In short, there is no distinction or subordination left The different departments of life are jumbled together--the hod-carrier, the low mechanic, the tapster, the publican, the shop-keeper, the pettifogger, the citizen, and courtier, all tread upon the kibes of one another: actuated by the demons of profligacy and licentiousness, they are seen every where, rambling, riding, rolling, rushing, justling, mixing, bouncing, cracking, and crashing in one vile ferment of stupidity and corruption--All is tumult and hurry....
For instance, we have Jared Bunce, a crafty, swindling pedlar, "quite Yankee like, and would skin his shadow for a saddle-bag, if he could catch it." We have also lawyer Pippin, no bad type of a village pettifogger in any land, while in the characters of Colonel Colleton, his daughter, and nephew, are exhibited fine specimens of the dignified aristocracy of the south.
5 THE PETTIFOGGER (Lewis Klahr) Using his well-honed skills as a collage artist, Klahr delves into Americana circa 1963 in a bold experiment with open-ended narrative structure, utilizing composite image constructions and an evocative sound track.
Congress might be full of dolts and pettifoggers (sound familiar?).
They say that the Japanese brought MSG to America to be sold as a flavour enhancer, but the MSG pettifoggers accuse them of causing the excitotoxicity problem.
the assembly of pettifoggers run mad in Paris"--then it's easy to surmise that he would have been fearful of all of Europe in the grip of the EU bureaucracy.
After lambasting them as pettifoggers, Walsh was approached by one of them--a Cornelius Terhune--who asked that the masters of pettifoggery not be lumped together with the amateurs.

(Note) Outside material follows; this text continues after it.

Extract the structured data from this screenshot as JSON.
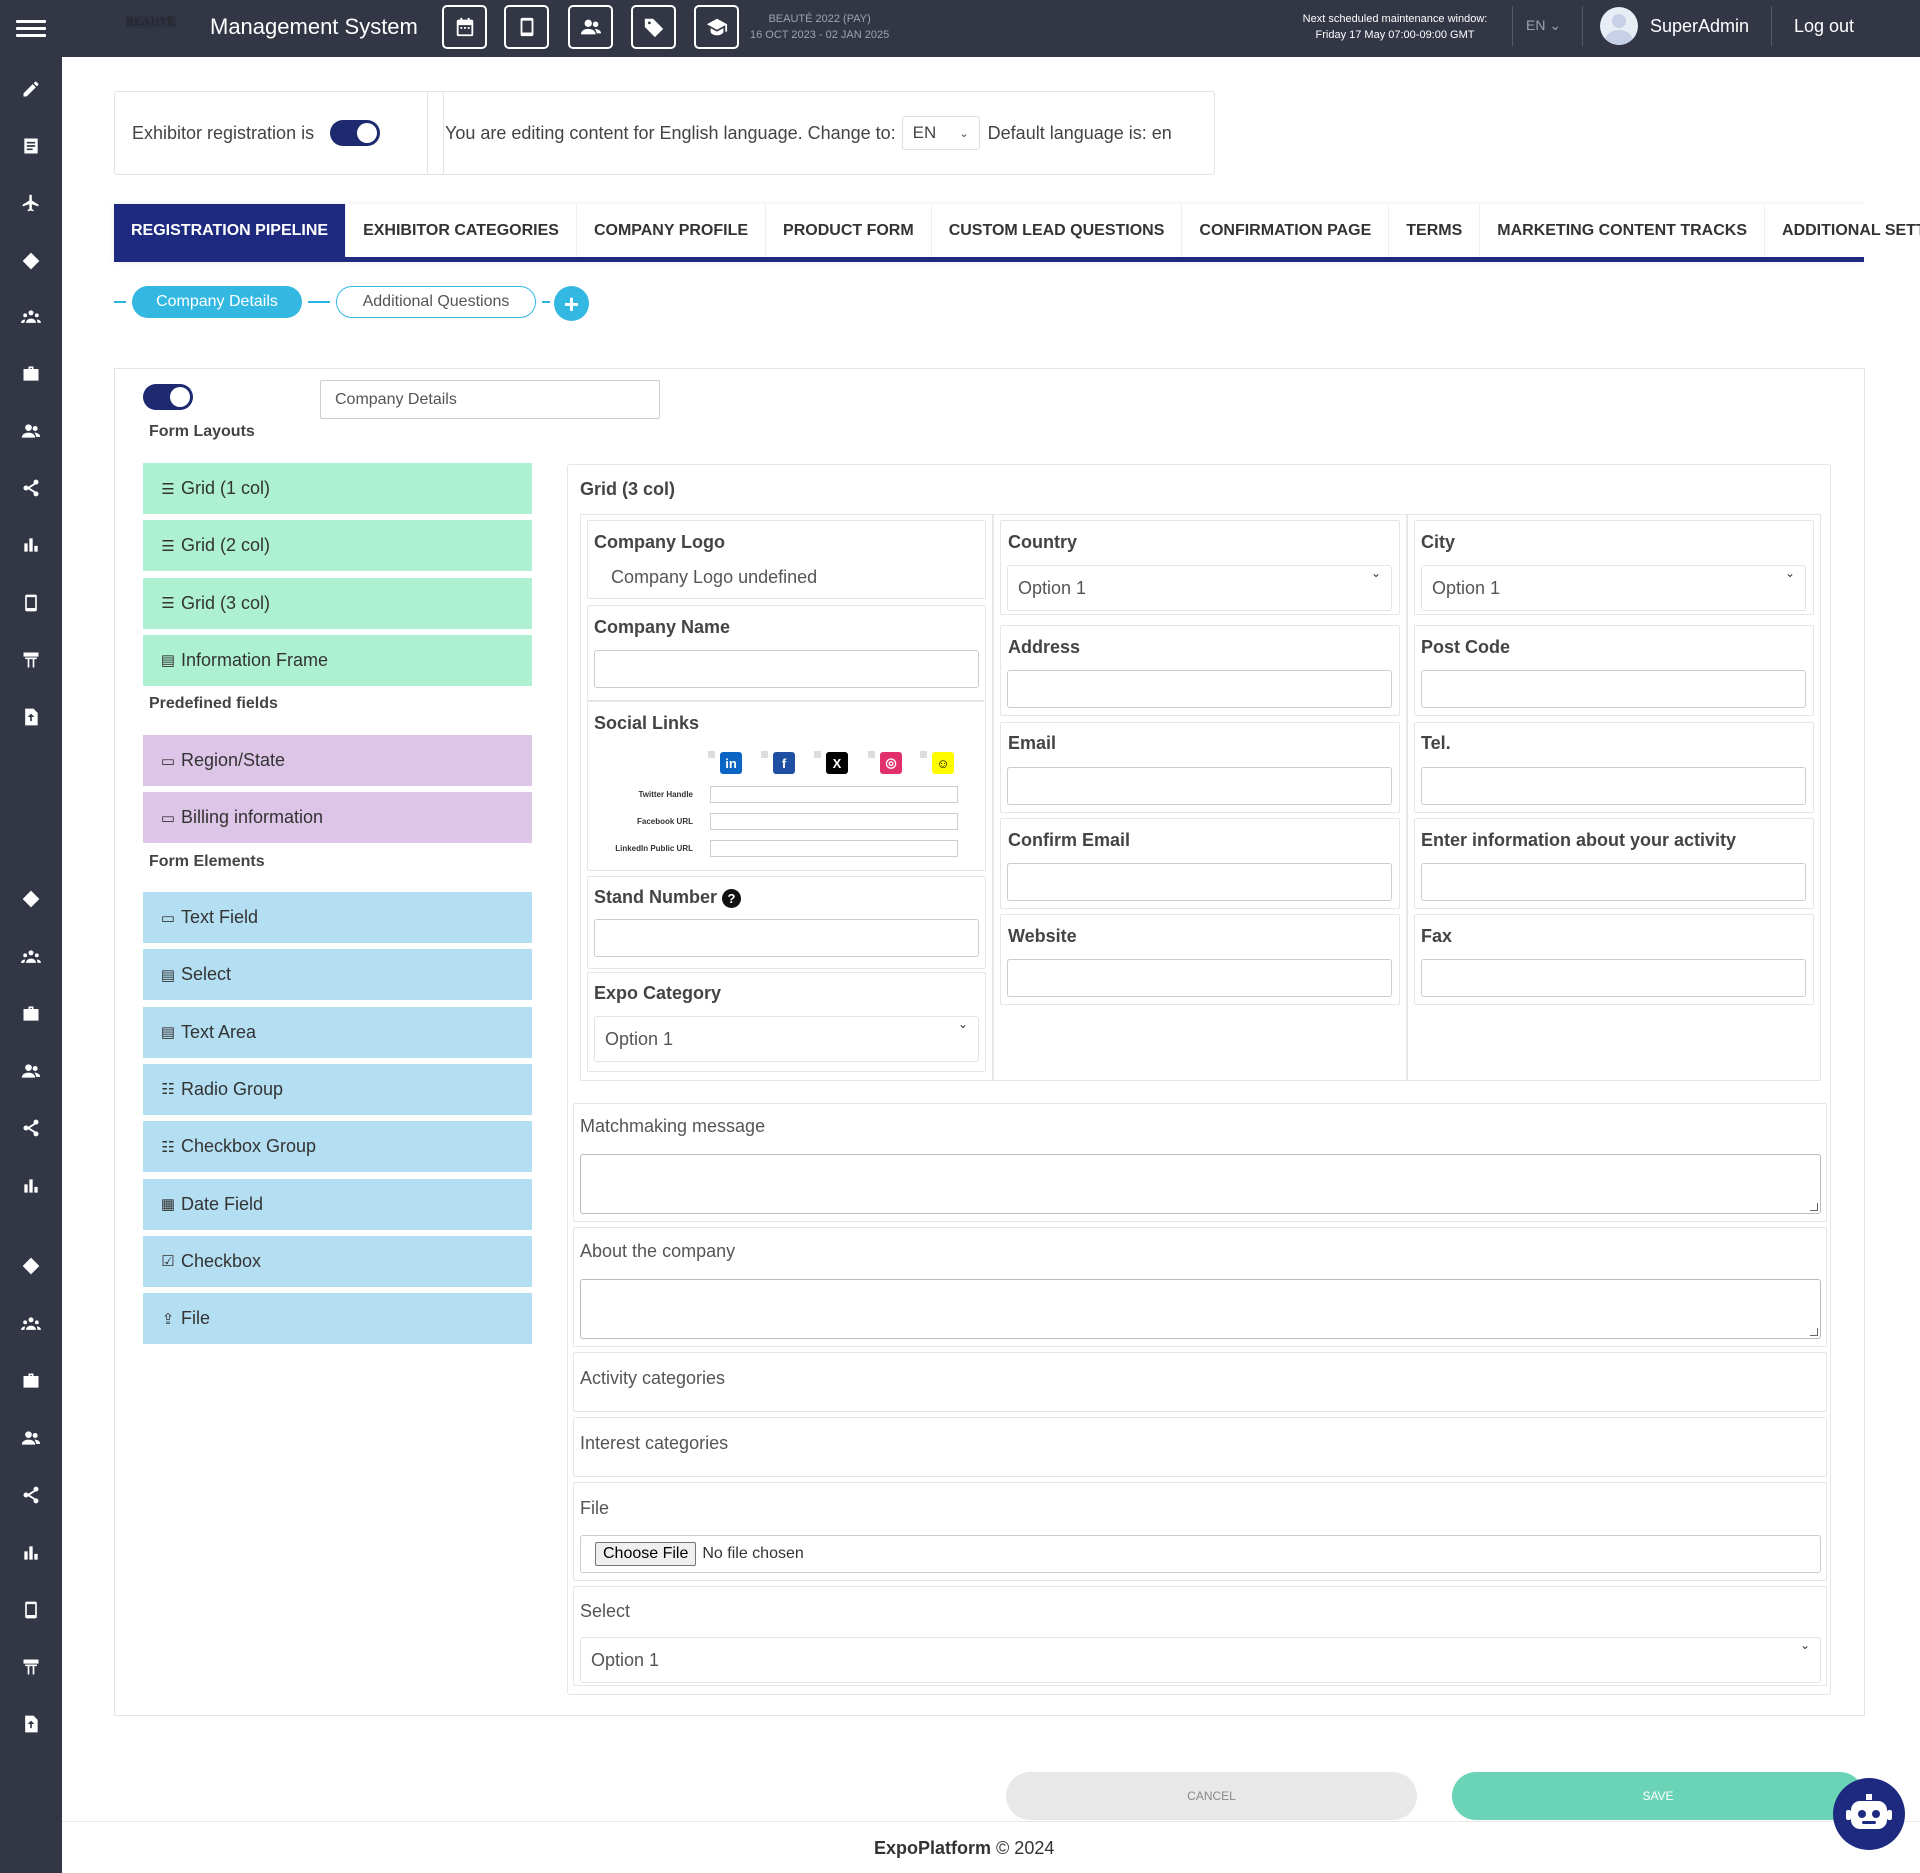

"Petals blow off in the autumn wind,'' sings Keyes, "Seek truth, the light of day/While prima donna pettifoggers take it away/Clear the path, lose the trail/Never gonna learn if you're never gonna fail.''
With equal logic and insight he made it clear that the language of the Constitution conferring powers on the Government of the United States was the language of everyday realism and common sense--the language of good conscience and grand policy--utterly beyond the tight-fisted tests of pettifoggers at law.